-- Task prompt --
Set the data down again, exactly as it appears below.
____________________
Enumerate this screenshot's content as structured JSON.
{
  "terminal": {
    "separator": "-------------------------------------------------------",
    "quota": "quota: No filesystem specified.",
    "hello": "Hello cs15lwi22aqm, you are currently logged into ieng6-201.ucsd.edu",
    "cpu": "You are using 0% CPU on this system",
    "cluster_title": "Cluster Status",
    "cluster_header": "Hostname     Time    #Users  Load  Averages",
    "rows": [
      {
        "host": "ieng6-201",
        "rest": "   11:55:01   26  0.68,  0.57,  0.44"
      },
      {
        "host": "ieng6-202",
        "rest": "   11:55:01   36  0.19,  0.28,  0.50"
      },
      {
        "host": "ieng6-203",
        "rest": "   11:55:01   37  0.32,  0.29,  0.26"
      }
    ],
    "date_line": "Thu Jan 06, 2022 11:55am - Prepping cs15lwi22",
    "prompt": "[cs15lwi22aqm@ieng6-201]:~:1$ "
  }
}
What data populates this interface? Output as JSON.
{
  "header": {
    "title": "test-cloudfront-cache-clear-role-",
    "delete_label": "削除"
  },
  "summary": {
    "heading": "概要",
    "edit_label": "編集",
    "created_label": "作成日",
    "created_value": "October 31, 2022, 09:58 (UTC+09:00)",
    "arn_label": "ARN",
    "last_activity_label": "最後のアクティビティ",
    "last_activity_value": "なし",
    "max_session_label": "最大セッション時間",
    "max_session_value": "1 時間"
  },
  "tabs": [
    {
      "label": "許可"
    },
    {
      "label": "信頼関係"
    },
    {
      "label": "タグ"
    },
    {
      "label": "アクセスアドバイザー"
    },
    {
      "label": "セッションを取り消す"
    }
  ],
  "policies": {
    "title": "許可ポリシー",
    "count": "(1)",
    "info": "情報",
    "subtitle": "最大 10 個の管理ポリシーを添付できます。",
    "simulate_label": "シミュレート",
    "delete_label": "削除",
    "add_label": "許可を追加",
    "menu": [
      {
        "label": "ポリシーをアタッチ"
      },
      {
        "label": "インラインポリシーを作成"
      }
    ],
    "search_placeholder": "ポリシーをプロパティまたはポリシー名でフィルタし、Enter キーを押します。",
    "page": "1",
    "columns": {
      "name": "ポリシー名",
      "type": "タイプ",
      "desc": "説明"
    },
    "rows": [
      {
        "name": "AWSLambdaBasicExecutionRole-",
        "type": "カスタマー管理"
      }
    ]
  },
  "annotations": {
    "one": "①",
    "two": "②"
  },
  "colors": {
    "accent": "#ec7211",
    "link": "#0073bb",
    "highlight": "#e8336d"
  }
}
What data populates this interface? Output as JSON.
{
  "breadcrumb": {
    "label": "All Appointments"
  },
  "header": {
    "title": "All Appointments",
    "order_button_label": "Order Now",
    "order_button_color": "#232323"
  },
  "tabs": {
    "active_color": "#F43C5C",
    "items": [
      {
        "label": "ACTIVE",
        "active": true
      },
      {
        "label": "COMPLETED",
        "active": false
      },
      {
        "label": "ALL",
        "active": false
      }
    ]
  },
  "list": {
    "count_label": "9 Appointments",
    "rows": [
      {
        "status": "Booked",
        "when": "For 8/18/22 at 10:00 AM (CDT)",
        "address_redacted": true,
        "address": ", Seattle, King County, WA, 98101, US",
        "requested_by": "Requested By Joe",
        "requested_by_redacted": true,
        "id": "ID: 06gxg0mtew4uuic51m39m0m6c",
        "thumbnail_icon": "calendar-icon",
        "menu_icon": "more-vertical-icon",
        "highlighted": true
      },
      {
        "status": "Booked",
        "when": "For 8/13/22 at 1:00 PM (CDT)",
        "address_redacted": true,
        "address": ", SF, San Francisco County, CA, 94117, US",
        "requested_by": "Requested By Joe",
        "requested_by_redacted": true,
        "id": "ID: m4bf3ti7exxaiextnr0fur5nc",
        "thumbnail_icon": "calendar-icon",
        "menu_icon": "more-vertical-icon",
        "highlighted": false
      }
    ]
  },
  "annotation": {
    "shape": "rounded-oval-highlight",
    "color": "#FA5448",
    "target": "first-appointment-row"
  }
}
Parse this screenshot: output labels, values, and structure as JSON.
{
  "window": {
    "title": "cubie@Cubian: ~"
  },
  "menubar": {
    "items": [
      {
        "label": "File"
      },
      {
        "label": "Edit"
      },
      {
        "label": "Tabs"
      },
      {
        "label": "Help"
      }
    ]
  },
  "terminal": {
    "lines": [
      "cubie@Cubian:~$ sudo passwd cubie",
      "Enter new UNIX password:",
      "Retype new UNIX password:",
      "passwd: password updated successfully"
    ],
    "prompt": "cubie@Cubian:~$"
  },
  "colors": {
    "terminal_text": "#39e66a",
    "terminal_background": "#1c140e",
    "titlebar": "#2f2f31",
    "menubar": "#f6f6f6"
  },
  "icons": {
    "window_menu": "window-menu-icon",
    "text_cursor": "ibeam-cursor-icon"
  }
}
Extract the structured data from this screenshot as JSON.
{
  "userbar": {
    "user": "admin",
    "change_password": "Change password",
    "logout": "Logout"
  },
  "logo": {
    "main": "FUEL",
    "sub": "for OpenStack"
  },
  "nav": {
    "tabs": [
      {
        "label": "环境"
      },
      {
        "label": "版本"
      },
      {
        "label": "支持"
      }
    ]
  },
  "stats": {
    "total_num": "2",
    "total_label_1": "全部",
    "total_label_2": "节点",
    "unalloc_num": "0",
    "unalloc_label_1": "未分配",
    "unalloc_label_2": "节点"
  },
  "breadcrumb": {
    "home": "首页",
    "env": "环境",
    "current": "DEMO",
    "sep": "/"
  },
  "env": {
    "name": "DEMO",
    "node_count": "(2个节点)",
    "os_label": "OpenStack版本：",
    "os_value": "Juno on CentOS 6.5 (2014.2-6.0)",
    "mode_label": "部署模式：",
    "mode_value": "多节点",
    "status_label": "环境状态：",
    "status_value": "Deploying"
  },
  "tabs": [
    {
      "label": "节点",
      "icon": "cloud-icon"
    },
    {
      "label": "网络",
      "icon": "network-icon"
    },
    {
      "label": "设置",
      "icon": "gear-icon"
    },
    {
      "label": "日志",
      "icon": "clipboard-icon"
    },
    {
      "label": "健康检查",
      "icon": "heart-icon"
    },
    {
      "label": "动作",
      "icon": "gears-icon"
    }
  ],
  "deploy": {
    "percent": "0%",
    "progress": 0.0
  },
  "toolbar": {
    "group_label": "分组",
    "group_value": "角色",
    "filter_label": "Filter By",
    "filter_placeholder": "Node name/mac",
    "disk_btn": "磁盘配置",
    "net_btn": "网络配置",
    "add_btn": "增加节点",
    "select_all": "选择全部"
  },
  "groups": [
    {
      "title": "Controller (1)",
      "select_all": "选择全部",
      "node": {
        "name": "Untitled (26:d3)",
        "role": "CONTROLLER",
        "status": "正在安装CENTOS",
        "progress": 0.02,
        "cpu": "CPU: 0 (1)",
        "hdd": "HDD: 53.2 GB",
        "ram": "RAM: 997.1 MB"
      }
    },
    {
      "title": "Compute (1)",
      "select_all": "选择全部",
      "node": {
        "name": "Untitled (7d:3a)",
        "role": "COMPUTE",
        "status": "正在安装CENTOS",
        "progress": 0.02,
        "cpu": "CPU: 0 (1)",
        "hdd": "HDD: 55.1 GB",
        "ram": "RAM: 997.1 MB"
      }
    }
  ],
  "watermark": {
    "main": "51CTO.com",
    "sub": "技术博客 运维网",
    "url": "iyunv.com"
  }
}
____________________
-- Result for this task --
Enumerate this screenshot's content as structured JSON.
{
  "terminal": {
    "separator": "-------------------------------------------------------",
    "quota": "quota: No filesystem specified.",
    "hello": "Hello cs15lwi22aqm, you are currently logged into ieng6-201.ucsd.edu",
    "cpu": "You are using 0% CPU on this system",
    "cluster_title": "Cluster Status",
    "cluster_header": "Hostname     Time    #Users  Load  Averages",
    "rows": [
      {
        "host": "ieng6-201",
        "rest": "   11:55:01   26  0.68,  0.57,  0.44"
      },
      {
        "host": "ieng6-202",
        "rest": "   11:55:01   36  0.19,  0.28,  0.50"
      },
      {
        "host": "ieng6-203",
        "rest": "   11:55:01   37  0.32,  0.29,  0.26"
      }
    ],
    "date_line": "Thu Jan 06, 2022 11:55am - Prepping cs15lwi22",
    "prompt": "[cs15lwi22aqm@ieng6-201]:~:1$ "
  }
}
What data populates this interface? Output as JSON.
{
  "header": {
    "title": "test-cloudfront-cache-clear-role-",
    "delete_label": "削除"
  },
  "summary": {
    "heading": "概要",
    "edit_label": "編集",
    "created_label": "作成日",
    "created_value": "October 31, 2022, 09:58 (UTC+09:00)",
    "arn_label": "ARN",
    "last_activity_label": "最後のアクティビティ",
    "last_activity_value": "なし",
    "max_session_label": "最大セッション時間",
    "max_session_value": "1 時間"
  },
  "tabs": [
    {
      "label": "許可"
    },
    {
      "label": "信頼関係"
    },
    {
      "label": "タグ"
    },
    {
      "label": "アクセスアドバイザー"
    },
    {
      "label": "セッションを取り消す"
    }
  ],
  "policies": {
    "title": "許可ポリシー",
    "count": "(1)",
    "info": "情報",
    "subtitle": "最大 10 個の管理ポリシーを添付できます。",
    "simulate_label": "シミュレート",
    "delete_label": "削除",
    "add_label": "許可を追加",
    "menu": [
      {
        "label": "ポリシーをアタッチ"
      },
      {
        "label": "インラインポリシーを作成"
      }
    ],
    "search_placeholder": "ポリシーをプロパティまたはポリシー名でフィルタし、Enter キーを押します。",
    "page": "1",
    "columns": {
      "name": "ポリシー名",
      "type": "タイプ",
      "desc": "説明"
    },
    "rows": [
      {
        "name": "AWSLambdaBasicExecutionRole-",
        "type": "カスタマー管理"
      }
    ]
  },
  "annotations": {
    "one": "①",
    "two": "②"
  },
  "colors": {
    "accent": "#ec7211",
    "link": "#0073bb",
    "highlight": "#e8336d"
  }
}
What data populates this interface? Output as JSON.
{
  "breadcrumb": {
    "label": "All Appointments"
  },
  "header": {
    "title": "All Appointments",
    "order_button_label": "Order Now",
    "order_button_color": "#232323"
  },
  "tabs": {
    "active_color": "#F43C5C",
    "items": [
      {
        "label": "ACTIVE",
        "active": true
      },
      {
        "label": "COMPLETED",
        "active": false
      },
      {
        "label": "ALL",
        "active": false
      }
    ]
  },
  "list": {
    "count_label": "9 Appointments",
    "rows": [
      {
        "status": "Booked",
        "when": "For 8/18/22 at 10:00 AM (CDT)",
        "address_redacted": true,
        "address": ", Seattle, King County, WA, 98101, US",
        "requested_by": "Requested By Joe",
        "requested_by_redacted": true,
        "id": "ID: 06gxg0mtew4uuic51m39m0m6c",
        "thumbnail_icon": "calendar-icon",
        "menu_icon": "more-vertical-icon",
        "highlighted": true
      },
      {
        "status": "Booked",
        "when": "For 8/13/22 at 1:00 PM (CDT)",
        "address_redacted": true,
        "address": ", SF, San Francisco County, CA, 94117, US",
        "requested_by": "Requested By Joe",
        "requested_by_redacted": true,
        "id": "ID: m4bf3ti7exxaiextnr0fur5nc",
        "thumbnail_icon": "calendar-icon",
        "menu_icon": "more-vertical-icon",
        "highlighted": false
      }
    ]
  },
  "annotation": {
    "shape": "rounded-oval-highlight",
    "color": "#FA5448",
    "target": "first-appointment-row"
  }
}
Parse this screenshot: output labels, values, and structure as JSON.
{
  "window": {
    "title": "cubie@Cubian: ~"
  },
  "menubar": {
    "items": [
      {
        "label": "File"
      },
      {
        "label": "Edit"
      },
      {
        "label": "Tabs"
      },
      {
        "label": "Help"
      }
    ]
  },
  "terminal": {
    "lines": [
      "cubie@Cubian:~$ sudo passwd cubie",
      "Enter new UNIX password:",
      "Retype new UNIX password:",
      "passwd: password updated successfully"
    ],
    "prompt": "cubie@Cubian:~$"
  },
  "colors": {
    "terminal_text": "#39e66a",
    "terminal_background": "#1c140e",
    "titlebar": "#2f2f31",
    "menubar": "#f6f6f6"
  },
  "icons": {
    "window_menu": "window-menu-icon",
    "text_cursor": "ibeam-cursor-icon"
  }
}
Extract the structured data from this screenshot as JSON.
{
  "userbar": {
    "user": "admin",
    "change_password": "Change password",
    "logout": "Logout"
  },
  "logo": {
    "main": "FUEL",
    "sub": "for OpenStack"
  },
  "nav": {
    "tabs": [
      {
        "label": "环境"
      },
      {
        "label": "版本"
      },
      {
        "label": "支持"
      }
    ]
  },
  "stats": {
    "total_num": "2",
    "total_label_1": "全部",
    "total_label_2": "节点",
    "unalloc_num": "0",
    "unalloc_label_1": "未分配",
    "unalloc_label_2": "节点"
  },
  "breadcrumb": {
    "home": "首页",
    "env": "环境",
    "current": "DEMO",
    "sep": "/"
  },
  "env": {
    "name": "DEMO",
    "node_count": "(2个节点)",
    "os_label": "OpenStack版本：",
    "os_value": "Juno on CentOS 6.5 (2014.2-6.0)",
    "mode_label": "部署模式：",
    "mode_value": "多节点",
    "status_label": "环境状态：",
    "status_value": "Deploying"
  },
  "tabs": [
    {
      "label": "节点",
      "icon": "cloud-icon"
    },
    {
      "label": "网络",
      "icon": "network-icon"
    },
    {
      "label": "设置",
      "icon": "gear-icon"
    },
    {
      "label": "日志",
      "icon": "clipboard-icon"
    },
    {
      "label": "健康检查",
      "icon": "heart-icon"
    },
    {
      "label": "动作",
      "icon": "gears-icon"
    }
  ],
  "deploy": {
    "percent": "0%",
    "progress": 0.0
  },
  "toolbar": {
    "group_label": "分组",
    "group_value": "角色",
    "filter_label": "Filter By",
    "filter_placeholder": "Node name/mac",
    "disk_btn": "磁盘配置",
    "net_btn": "网络配置",
    "add_btn": "增加节点",
    "select_all": "选择全部"
  },
  "groups": [
    {
      "title": "Controller (1)",
      "select_all": "选择全部",
      "node": {
        "name": "Untitled (26:d3)",
        "role": "CONTROLLER",
        "status": "正在安装CENTOS",
        "progress": 0.02,
        "cpu": "CPU: 0 (1)",
        "hdd": "HDD: 53.2 GB",
        "ram": "RAM: 997.1 MB"
      }
    },
    {
      "title": "Compute (1)",
      "select_all": "选择全部",
      "node": {
        "name": "Untitled (7d:3a)",
        "role": "COMPUTE",
        "status": "正在安装CENTOS",
        "progress": 0.02,
        "cpu": "CPU: 0 (1)",
        "hdd": "HDD: 55.1 GB",
        "ram": "RAM: 997.1 MB"
      }
    }
  ],
  "watermark": {
    "main": "51CTO.com",
    "sub": "技术博客 运维网",
    "url": "iyunv.com"
  }
}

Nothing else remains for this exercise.